PROBLEM TO SOLVE
Whenever a line in the records below holds the string "name", include it in the count, and state the number alone.

EXERCISE MATERIALS
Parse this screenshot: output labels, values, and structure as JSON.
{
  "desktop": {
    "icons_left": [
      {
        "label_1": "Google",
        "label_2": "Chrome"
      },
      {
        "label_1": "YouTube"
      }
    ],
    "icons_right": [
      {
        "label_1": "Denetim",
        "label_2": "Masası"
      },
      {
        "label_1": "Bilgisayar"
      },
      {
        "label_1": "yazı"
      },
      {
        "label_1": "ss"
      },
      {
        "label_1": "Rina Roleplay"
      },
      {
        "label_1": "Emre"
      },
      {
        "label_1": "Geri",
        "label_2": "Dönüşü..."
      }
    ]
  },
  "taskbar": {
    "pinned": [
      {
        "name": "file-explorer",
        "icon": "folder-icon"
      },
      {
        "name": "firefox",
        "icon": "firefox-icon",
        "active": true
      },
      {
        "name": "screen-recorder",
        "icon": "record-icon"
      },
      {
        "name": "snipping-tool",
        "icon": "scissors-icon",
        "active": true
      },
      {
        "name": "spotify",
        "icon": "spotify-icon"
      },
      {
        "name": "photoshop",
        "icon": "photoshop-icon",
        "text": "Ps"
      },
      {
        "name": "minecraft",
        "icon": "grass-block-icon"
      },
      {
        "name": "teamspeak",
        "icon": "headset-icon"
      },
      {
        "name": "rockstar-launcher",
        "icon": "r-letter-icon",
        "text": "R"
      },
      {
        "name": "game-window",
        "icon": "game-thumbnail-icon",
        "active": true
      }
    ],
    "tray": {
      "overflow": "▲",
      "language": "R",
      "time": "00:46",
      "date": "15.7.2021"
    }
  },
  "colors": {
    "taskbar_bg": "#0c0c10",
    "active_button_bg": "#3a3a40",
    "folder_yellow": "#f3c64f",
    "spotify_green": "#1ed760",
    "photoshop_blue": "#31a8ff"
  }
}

EXERCISE ANSWER
10